Exercise requirements: Return the number of lines below with "Раздвижная" in them, and nothing else.

######

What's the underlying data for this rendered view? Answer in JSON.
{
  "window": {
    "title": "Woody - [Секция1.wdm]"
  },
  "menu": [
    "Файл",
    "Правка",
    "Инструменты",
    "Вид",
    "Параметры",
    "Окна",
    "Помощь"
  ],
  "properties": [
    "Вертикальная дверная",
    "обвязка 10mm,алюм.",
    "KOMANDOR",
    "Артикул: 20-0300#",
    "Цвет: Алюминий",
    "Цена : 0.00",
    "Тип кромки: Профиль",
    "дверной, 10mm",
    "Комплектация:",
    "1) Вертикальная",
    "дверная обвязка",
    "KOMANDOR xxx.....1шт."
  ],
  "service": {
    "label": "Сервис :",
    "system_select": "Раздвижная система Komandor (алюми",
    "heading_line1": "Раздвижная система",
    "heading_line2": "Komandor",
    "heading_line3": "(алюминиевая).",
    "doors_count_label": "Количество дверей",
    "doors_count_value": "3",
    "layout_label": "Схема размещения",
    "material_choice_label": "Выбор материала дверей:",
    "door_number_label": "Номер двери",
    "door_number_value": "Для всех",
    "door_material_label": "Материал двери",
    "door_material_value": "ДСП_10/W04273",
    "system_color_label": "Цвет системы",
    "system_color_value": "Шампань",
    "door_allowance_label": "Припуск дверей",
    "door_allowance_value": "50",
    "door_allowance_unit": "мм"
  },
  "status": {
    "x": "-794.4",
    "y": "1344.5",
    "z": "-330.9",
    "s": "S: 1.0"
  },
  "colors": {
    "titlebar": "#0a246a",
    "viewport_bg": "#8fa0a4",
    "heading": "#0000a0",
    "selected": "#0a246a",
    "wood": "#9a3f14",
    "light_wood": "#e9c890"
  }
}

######

Completed exercise: 2